How to complete this task.
Among the lines below, tally those that hold "true". Return the number and nothing more.
┌──
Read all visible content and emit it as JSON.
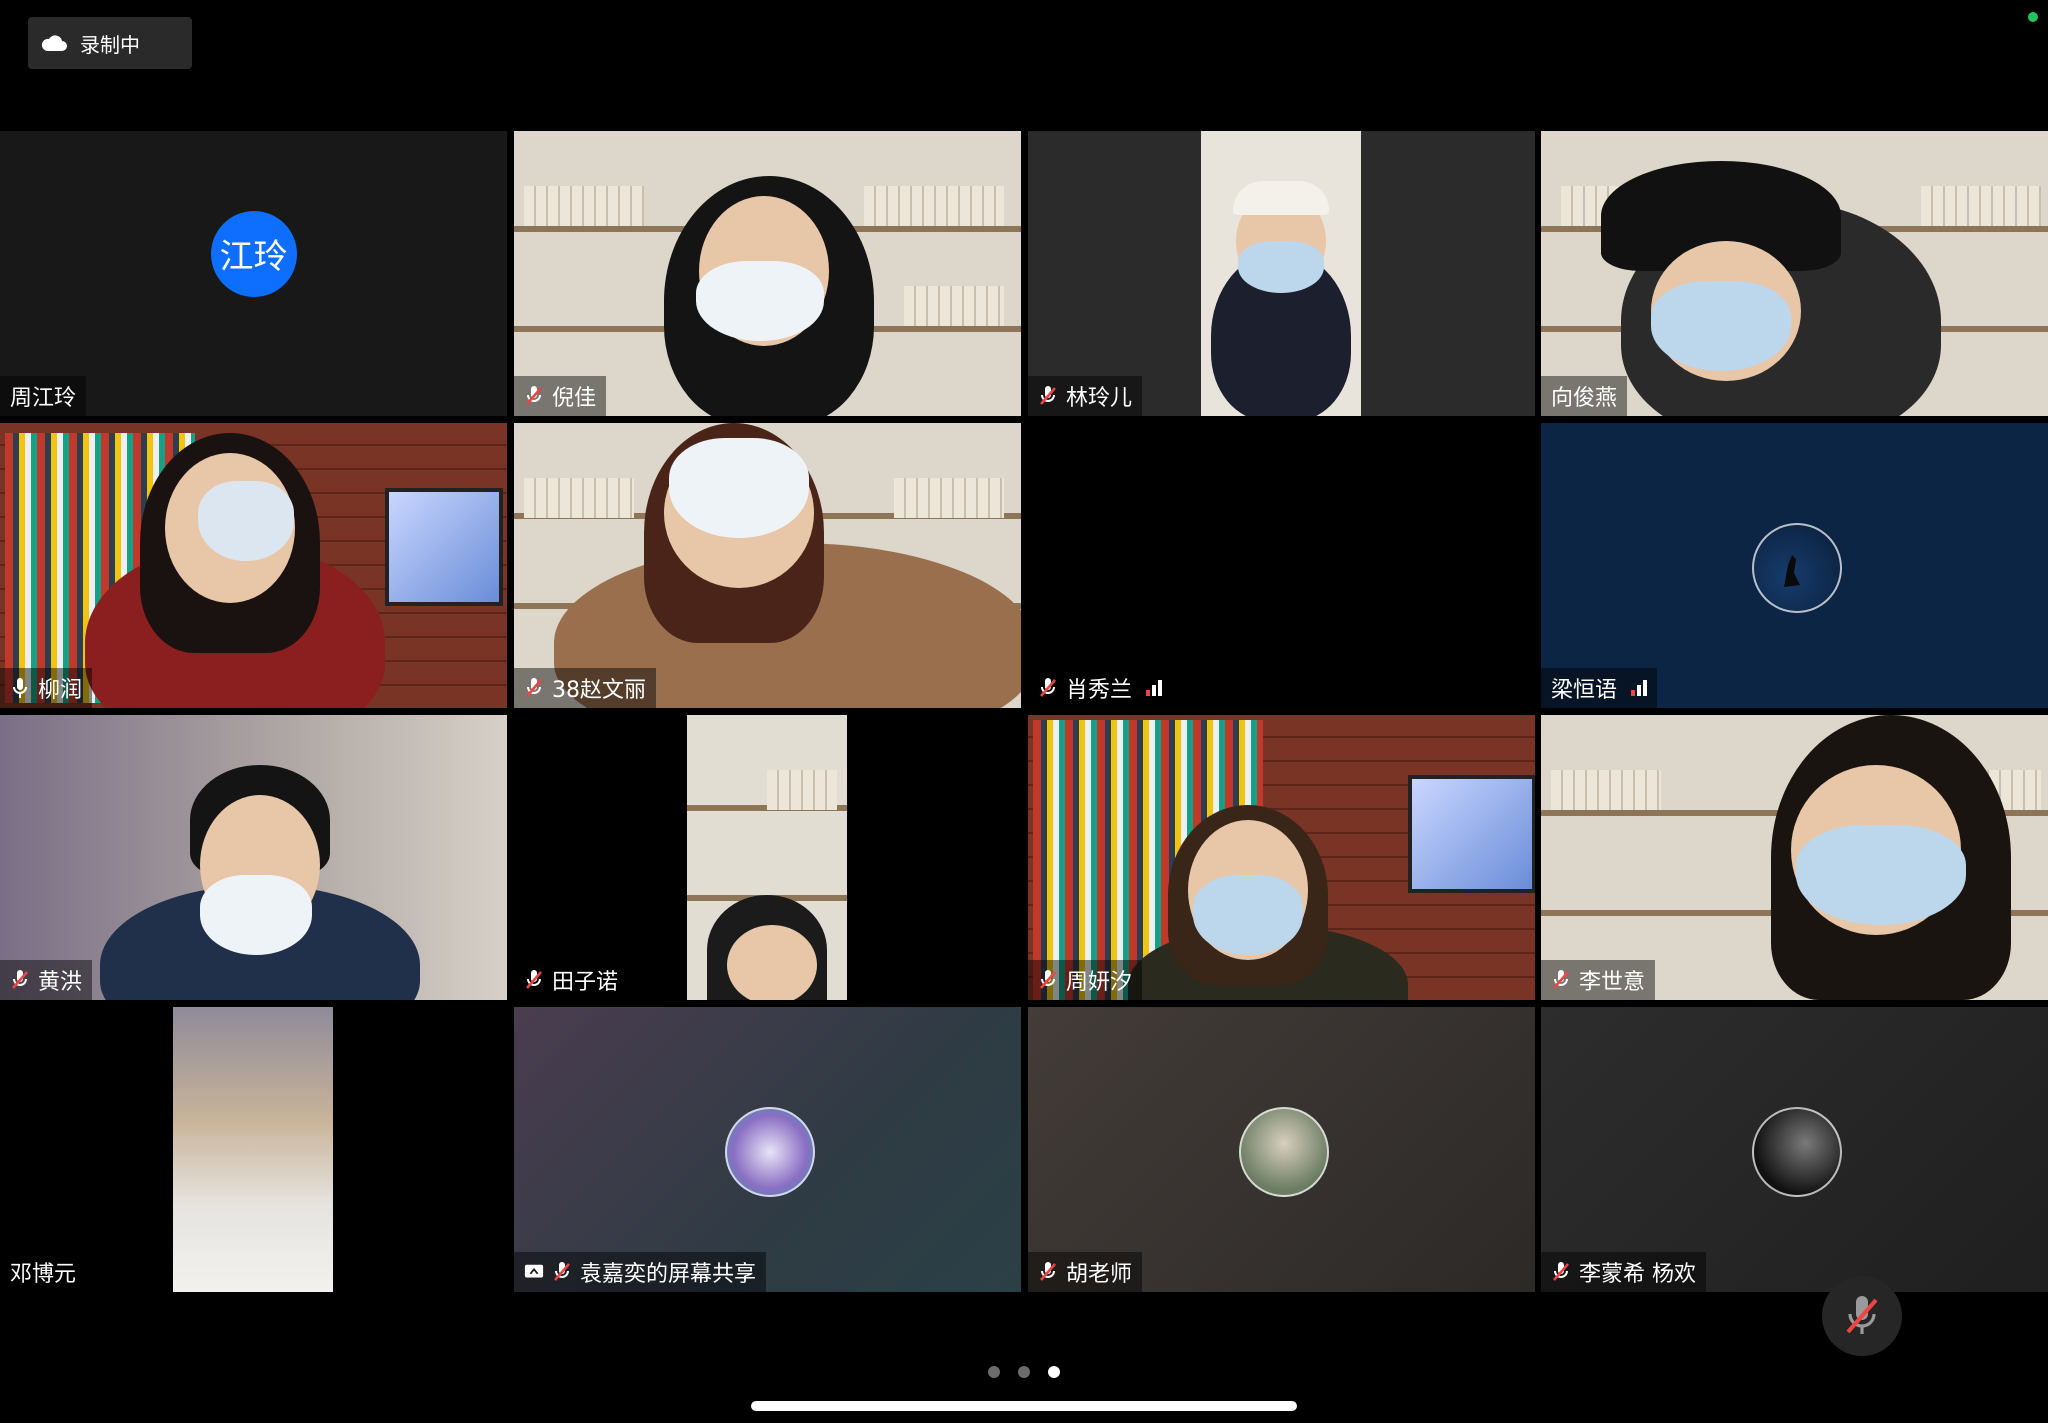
{
  "recording": {
    "label": "录制中"
  },
  "participants": [
    {
      "name": "周江玲",
      "avatar_text": "江玲",
      "mic": "none"
    },
    {
      "name": "倪佳",
      "mic": "muted"
    },
    {
      "name": "林玲儿",
      "mic": "muted"
    },
    {
      "name": "向俊燕",
      "mic": "none"
    },
    {
      "name": "柳润",
      "mic": "active",
      "speaking": true
    },
    {
      "name": "38赵文丽",
      "mic": "muted"
    },
    {
      "name": "肖秀兰",
      "mic": "muted",
      "signal": "weak"
    },
    {
      "name": "梁恒语",
      "mic": "none",
      "signal": "weak"
    },
    {
      "name": "黄洪",
      "mic": "muted"
    },
    {
      "name": "田子诺",
      "mic": "muted"
    },
    {
      "name": "周妍汐",
      "mic": "muted"
    },
    {
      "name": "李世意",
      "mic": "muted"
    },
    {
      "name": "邓博元",
      "mic": "none"
    },
    {
      "name": "袁嘉奕的屏幕共享",
      "mic": "muted",
      "screen_share": true
    },
    {
      "name": "胡老师",
      "mic": "muted"
    },
    {
      "name": "李蒙希 杨欢",
      "mic": "muted"
    }
  ],
  "pager": {
    "pages": 3,
    "current": 3
  },
  "colors": {
    "active_speaker": "#22c55e",
    "avatar_blue": "#0e6efd",
    "signal_red": "#ef4444"
  },
  "icons": {
    "recording": "cloud-icon",
    "muted": "mic-off-icon",
    "unmuted": "mic-icon",
    "share": "screen-share-icon"
  }
}
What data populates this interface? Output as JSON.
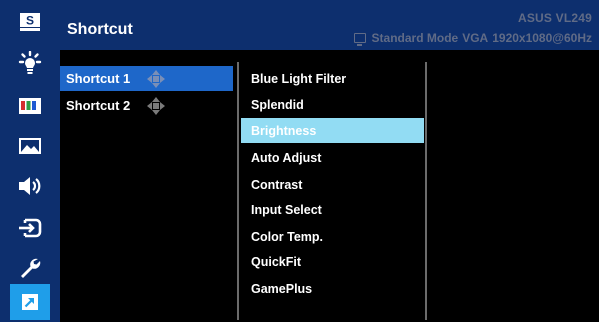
{
  "header": {
    "title": "Shortcut",
    "model": "ASUS  VL249",
    "mode": "Standard Mode",
    "input": "VGA",
    "resolution": "1920x1080@60Hz"
  },
  "sidebar": {
    "items": [
      {
        "name": "splendid-icon"
      },
      {
        "name": "blue-light-filter-icon"
      },
      {
        "name": "color-icon"
      },
      {
        "name": "image-icon"
      },
      {
        "name": "sound-icon"
      },
      {
        "name": "input-select-icon"
      },
      {
        "name": "system-setup-icon"
      },
      {
        "name": "shortcut-icon",
        "active": true
      }
    ]
  },
  "shortcuts": [
    {
      "label": "Shortcut 1",
      "active": true
    },
    {
      "label": "Shortcut 2",
      "active": false
    }
  ],
  "options": [
    {
      "label": "Blue Light Filter"
    },
    {
      "label": "Splendid"
    },
    {
      "label": "Brightness",
      "active": true
    },
    {
      "label": "Auto Adjust"
    },
    {
      "label": "Contrast"
    },
    {
      "label": "Input Select"
    },
    {
      "label": "Color Temp."
    },
    {
      "label": "QuickFit"
    },
    {
      "label": "GamePlus"
    }
  ],
  "colors": {
    "sidebar": "#0d2f6e",
    "accent": "#1f9ee9",
    "selection": "#1e67c9",
    "option_highlight": "#92dcf3",
    "header_secondary_text": "#606b86"
  }
}
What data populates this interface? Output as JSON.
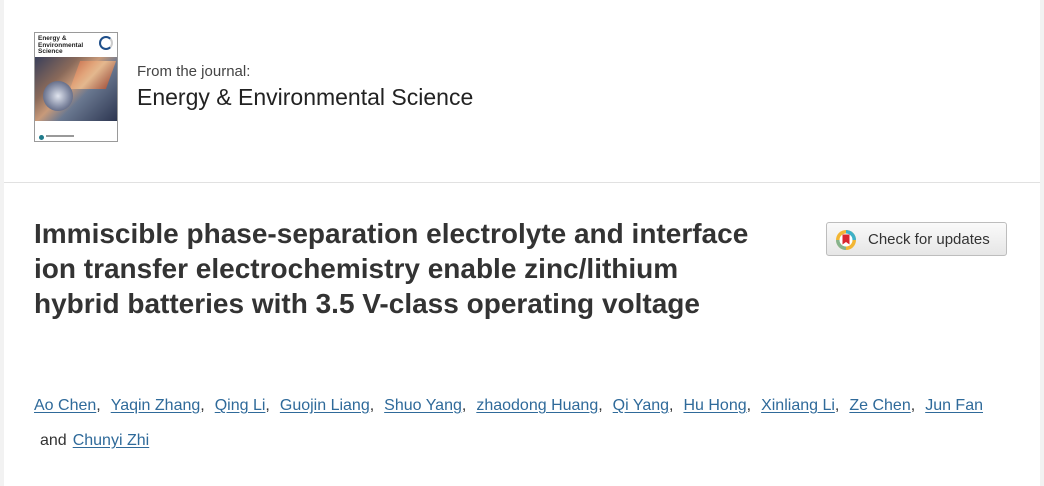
{
  "journal": {
    "from_label": "From the journal:",
    "name": "Energy & Environmental Science",
    "cover_title_line1": "Energy &",
    "cover_title_line2": "Environmental",
    "cover_title_line3": "Science"
  },
  "article": {
    "title": "Immiscible phase-separation electrolyte and interface ion transfer electrochemistry enable zinc/lithium hybrid batteries with 3.5 V-class operating voltage"
  },
  "check_updates": {
    "label": "Check for updates"
  },
  "authors": {
    "list": [
      "Ao Chen",
      "Yaqin Zhang",
      "Qing Li",
      "Guojin Liang",
      "Shuo Yang",
      "zhaodong Huang",
      "Qi Yang",
      "Hu Hong",
      "Xinliang Li",
      "Ze Chen",
      "Jun Fan"
    ],
    "last": "Chunyi Zhi",
    "separator": ",",
    "and_text": "and"
  },
  "colors": {
    "link": "#2f6a9a",
    "title": "#333333",
    "background": "#ffffff"
  }
}
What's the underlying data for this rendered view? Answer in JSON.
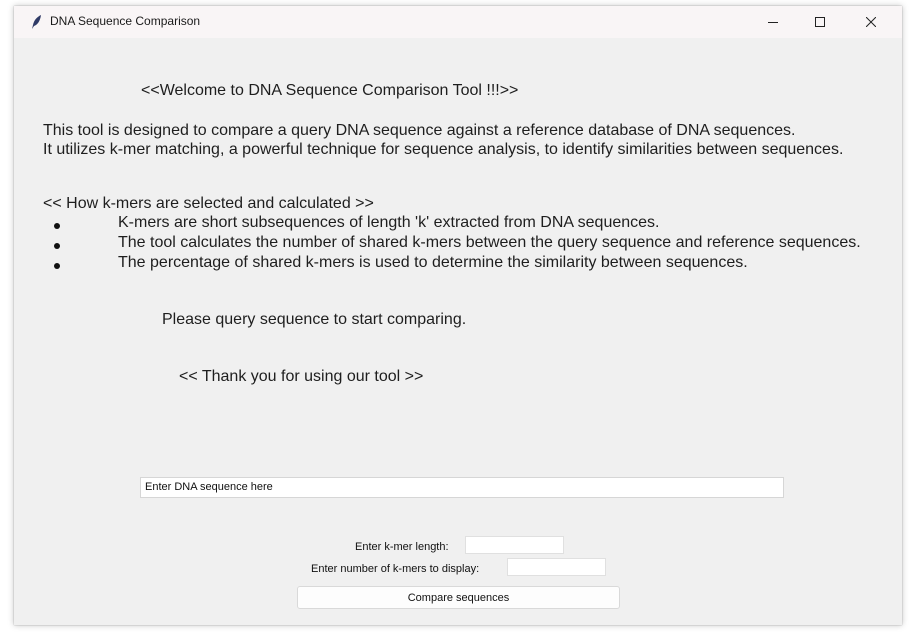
{
  "window": {
    "title": "DNA Sequence Comparison"
  },
  "content": {
    "welcome": "<<Welcome to DNA Sequence Comparison Tool !!!>>",
    "description_line1": "This tool is designed to compare a query DNA sequence against a reference database of DNA sequences.",
    "description_line2": "It utilizes k-mer matching, a powerful technique for sequence analysis, to identify similarities between sequences.",
    "howto_heading": "<< How k-mers are selected and calculated >>",
    "bullets": [
      "K-mers are short subsequences of length 'k' extracted from DNA sequences.",
      "The tool calculates the number of shared k-mers between the query sequence and reference sequences.",
      "The percentage of shared k-mers is used to determine the similarity between sequences."
    ],
    "please_text": "Please  query sequence to start comparing.",
    "thanks_text": "<< Thank you for using our tool >>"
  },
  "form": {
    "sequence_value": "Enter DNA sequence here",
    "kmer_length_label": "Enter k-mer length:",
    "kmer_length_value": "",
    "kmer_count_label": "Enter number of k-mers to display:",
    "kmer_count_value": "",
    "compare_button": "Compare sequences"
  },
  "icons": {
    "app": "feather-icon",
    "minimize": "minimize-icon",
    "maximize": "maximize-icon",
    "close": "close-icon"
  }
}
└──
Task solution.
5